■ **WHAT IS BEING ASKED**: If a record holds a picture, omit that picture and copy everything else exactly.

■ **DATASET ENTRIES**:
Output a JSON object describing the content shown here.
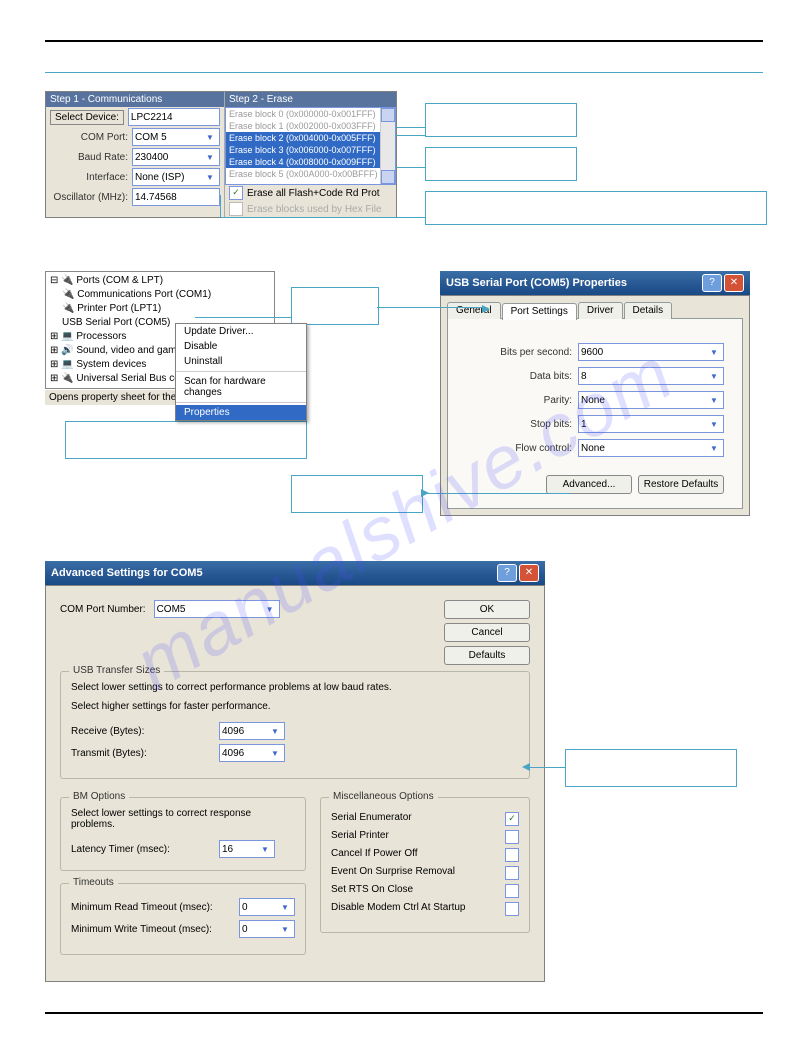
{
  "step1": {
    "title": "Step 1 - Communications",
    "select_device_btn": "Select Device:",
    "device_value": "LPC2214",
    "com_port_label": "COM Port:",
    "com_port_value": "COM 5",
    "baud_label": "Baud Rate:",
    "baud_value": "230400",
    "interface_label": "Interface:",
    "interface_value": "None (ISP)",
    "osc_label": "Oscillator (MHz):",
    "osc_value": "14.74568"
  },
  "step2": {
    "title": "Step 2 - Erase",
    "items": [
      "Erase block 0 (0x000000-0x001FFF)",
      "Erase block 1 (0x002000-0x003FFF)",
      "Erase block 2 (0x004000-0x005FFF)",
      "Erase block 3 (0x006000-0x007FFF)",
      "Erase block 4 (0x008000-0x009FFF)",
      "Erase block 5 (0x00A000-0x00BFFF)"
    ],
    "erase_all_label": "Erase all Flash+Code Rd Prot",
    "erase_used_label": "Erase blocks used by Hex File"
  },
  "tree": {
    "root": "Ports (COM & LPT)",
    "items": [
      "Communications Port (COM1)",
      "Printer Port (LPT1)",
      "USB Serial Port (COM5)"
    ],
    "siblings": [
      "Processors",
      "Sound, video and game controllers",
      "System devices",
      "Universal Serial Bus controllers"
    ],
    "status": "Opens property sheet for the current selection."
  },
  "menu": {
    "items": [
      "Update Driver...",
      "Disable",
      "Uninstall",
      "Scan for hardware changes",
      "Properties"
    ]
  },
  "props": {
    "title": "USB Serial Port (COM5) Properties",
    "tabs": [
      "General",
      "Port Settings",
      "Driver",
      "Details"
    ],
    "bits_per_second_label": "Bits per second:",
    "bits_per_second_value": "9600",
    "data_bits_label": "Data bits:",
    "data_bits_value": "8",
    "parity_label": "Parity:",
    "parity_value": "None",
    "stop_bits_label": "Stop bits:",
    "stop_bits_value": "1",
    "flow_label": "Flow control:",
    "flow_value": "None",
    "advanced_btn": "Advanced...",
    "restore_btn": "Restore Defaults"
  },
  "adv": {
    "title": "Advanced Settings for COM5",
    "com_port_label": "COM Port Number:",
    "com_port_value": "COM5",
    "ok": "OK",
    "cancel": "Cancel",
    "defaults": "Defaults",
    "usb_group": "USB Transfer Sizes",
    "usb_note1": "Select lower settings to correct performance problems at low baud rates.",
    "usb_note2": "Select higher settings for faster performance.",
    "recv_label": "Receive (Bytes):",
    "recv_value": "4096",
    "xmit_label": "Transmit (Bytes):",
    "xmit_value": "4096",
    "bm_group": "BM Options",
    "bm_note": "Select lower settings to correct response problems.",
    "latency_label": "Latency Timer (msec):",
    "latency_value": "16",
    "timeouts_group": "Timeouts",
    "min_read_label": "Minimum Read Timeout (msec):",
    "min_read_value": "0",
    "min_write_label": "Minimum Write Timeout (msec):",
    "min_write_value": "0",
    "misc_group": "Miscellaneous Options",
    "misc_items": [
      "Serial Enumerator",
      "Serial Printer",
      "Cancel If Power Off",
      "Event On Surprise Removal",
      "Set RTS On Close",
      "Disable Modem Ctrl At Startup"
    ]
  },
  "watermark": "manualshive.com"
}
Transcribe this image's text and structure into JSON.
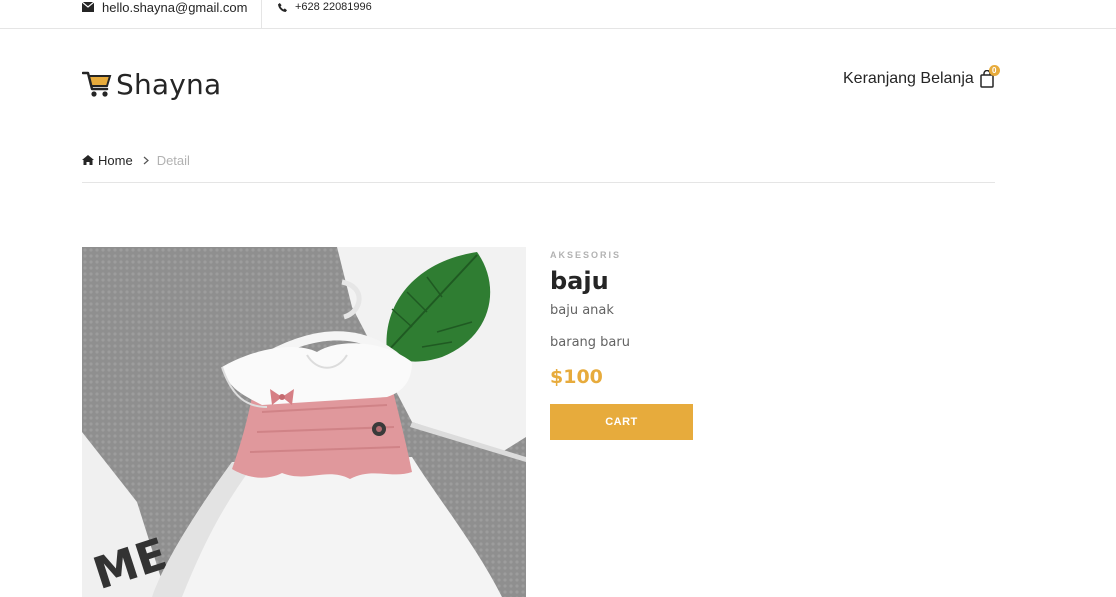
{
  "topbar": {
    "email": "hello.shayna@gmail.com",
    "phone": "+628 22081996"
  },
  "header": {
    "brand": "Shayna",
    "cart_label": "Keranjang Belanja",
    "cart_count": "0"
  },
  "breadcrumb": {
    "home": "Home",
    "current": "Detail"
  },
  "product": {
    "category": "AKSESORIS",
    "name": "baju",
    "description": "baju anak",
    "condition": "barang baru",
    "price": "$100",
    "cart_button": "CART"
  },
  "colors": {
    "accent": "#e7ab3c",
    "text": "#252525",
    "muted": "#b2b2b2"
  }
}
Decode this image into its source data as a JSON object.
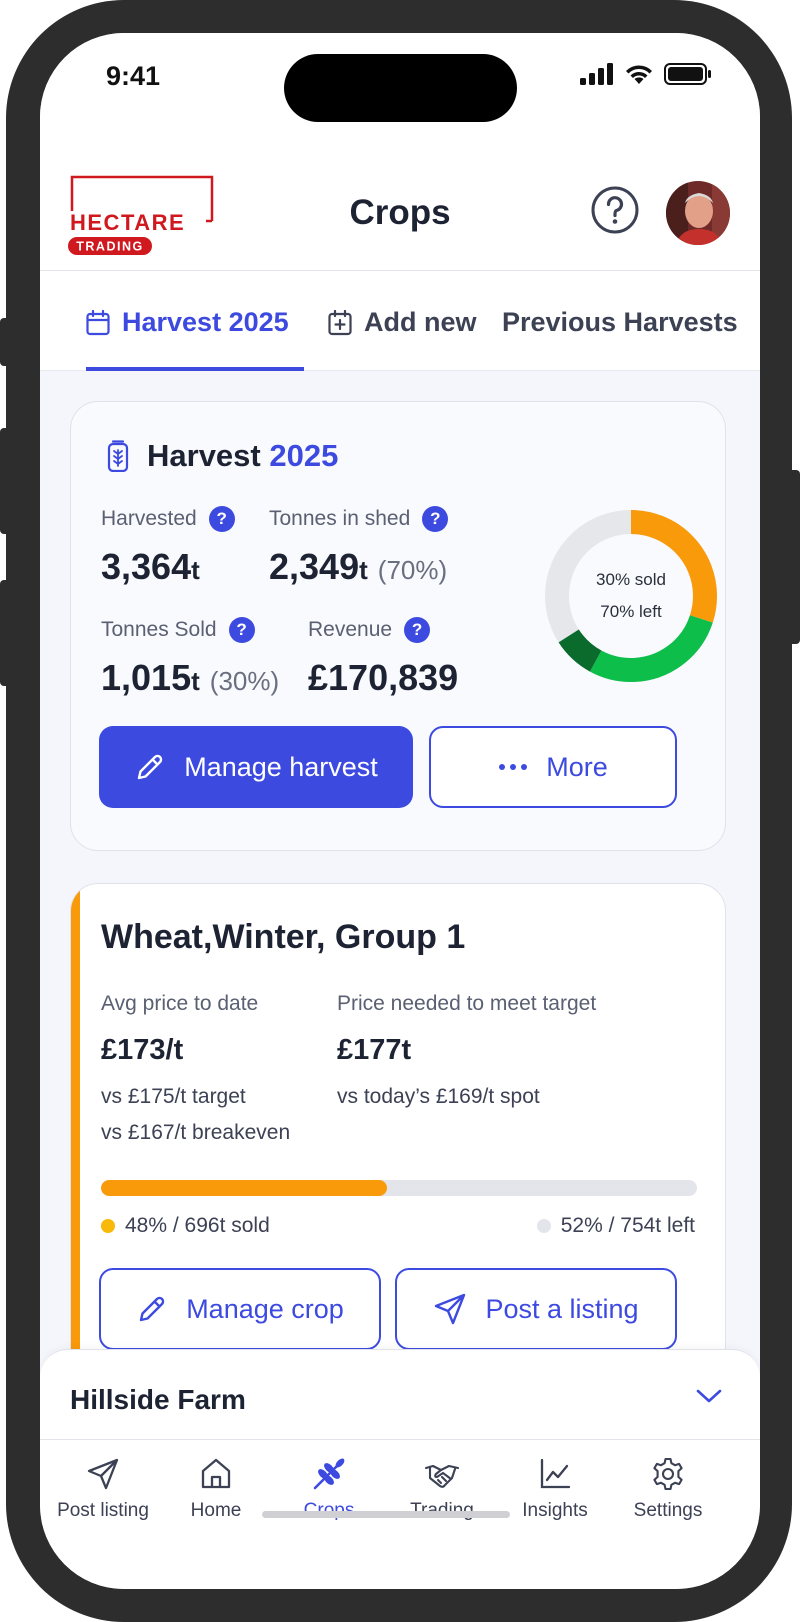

■ **TASK RESPONSE**:
Output a JSON object describing the content shown here.
{
  "step1": {
    "title": "Step 1 - Communications",
    "select_device_btn": "Select Device:",
    "device_value": "LPC2214",
    "com_port_label": "COM Port:",
    "com_port_value": "COM 5",
    "baud_label": "Baud Rate:",
    "baud_value": "230400",
    "interface_label": "Interface:",
    "interface_value": "None (ISP)",
    "osc_label": "Oscillator (MHz):",
    "osc_value": "14.74568"
  },
  "step2": {
    "title": "Step 2 - Erase",
    "items": [
      "Erase block 0 (0x000000-0x001FFF)",
      "Erase block 1 (0x002000-0x003FFF)",
      "Erase block 2 (0x004000-0x005FFF)",
      "Erase block 3 (0x006000-0x007FFF)",
      "Erase block 4 (0x008000-0x009FFF)",
      "Erase block 5 (0x00A000-0x00BFFF)"
    ],
    "erase_all_label": "Erase all Flash+Code Rd Prot",
    "erase_used_label": "Erase blocks used by Hex File"
  },
  "tree": {
    "root": "Ports (COM & LPT)",
    "items": [
      "Communications Port (COM1)",
      "Printer Port (LPT1)",
      "USB Serial Port (COM5)"
    ],
    "siblings": [
      "Processors",
      "Sound, video and game controllers",
      "System devices",
      "Universal Serial Bus controllers"
    ],
    "status": "Opens property sheet for the current selection."
  },
  "menu": {
    "items": [
      "Update Driver...",
      "Disable",
      "Uninstall",
      "Scan for hardware changes",
      "Properties"
    ]
  },
  "props": {
    "title": "USB Serial Port (COM5) Properties",
    "tabs": [
      "General",
      "Port Settings",
      "Driver",
      "Details"
    ],
    "bits_per_second_label": "Bits per second:",
    "bits_per_second_value": "9600",
    "data_bits_label": "Data bits:",
    "data_bits_value": "8",
    "parity_label": "Parity:",
    "parity_value": "None",
    "stop_bits_label": "Stop bits:",
    "stop_bits_value": "1",
    "flow_label": "Flow control:",
    "flow_value": "None",
    "advanced_btn": "Advanced...",
    "restore_btn": "Restore Defaults"
  },
  "adv": {
    "title": "Advanced Settings for COM5",
    "com_port_label": "COM Port Number:",
    "com_port_value": "COM5",
    "ok": "OK",
    "cancel": "Cancel",
    "defaults": "Defaults",
    "usb_group": "USB Transfer Sizes",
    "usb_note1": "Select lower settings to correct performance problems at low baud rates.",
    "usb_note2": "Select higher settings for faster performance.",
    "recv_label": "Receive (Bytes):",
    "recv_value": "4096",
    "xmit_label": "Transmit (Bytes):",
    "xmit_value": "4096",
    "bm_group": "BM Options",
    "bm_note": "Select lower settings to correct response problems.",
    "latency_label": "Latency Timer (msec):",
    "latency_value": "16",
    "timeouts_group": "Timeouts",
    "min_read_label": "Minimum Read Timeout (msec):",
    "min_read_value": "0",
    "min_write_label": "Minimum Write Timeout (msec):",
    "min_write_value": "0",
    "misc_group": "Miscellaneous Options",
    "misc_items": [
      "Serial Enumerator",
      "Serial Printer",
      "Cancel If Power Off",
      "Event On Surprise Removal",
      "Set RTS On Close",
      "Disable Modem Ctrl At Startup"
    ]
  },
  "watermark": "manualshive.com"
}
Transcribe this image's text and structure into JSON.
{
  "topbar": {
    "email": "hello.shayna@gmail.com",
    "phone": "+628 22081996"
  },
  "header": {
    "brand": "Shayna",
    "cart_label": "Keranjang Belanja",
    "cart_count": "0"
  },
  "breadcrumb": {
    "home": "Home",
    "current": "Detail"
  },
  "product": {
    "category": "AKSESORIS",
    "name": "baju",
    "description": "baju anak",
    "condition": "barang baru",
    "price": "$100",
    "cart_button": "CART"
  },
  "colors": {
    "accent": "#e7ab3c",
    "text": "#252525",
    "muted": "#b2b2b2"
  }
}
Decode this image into its source data as a JSON object.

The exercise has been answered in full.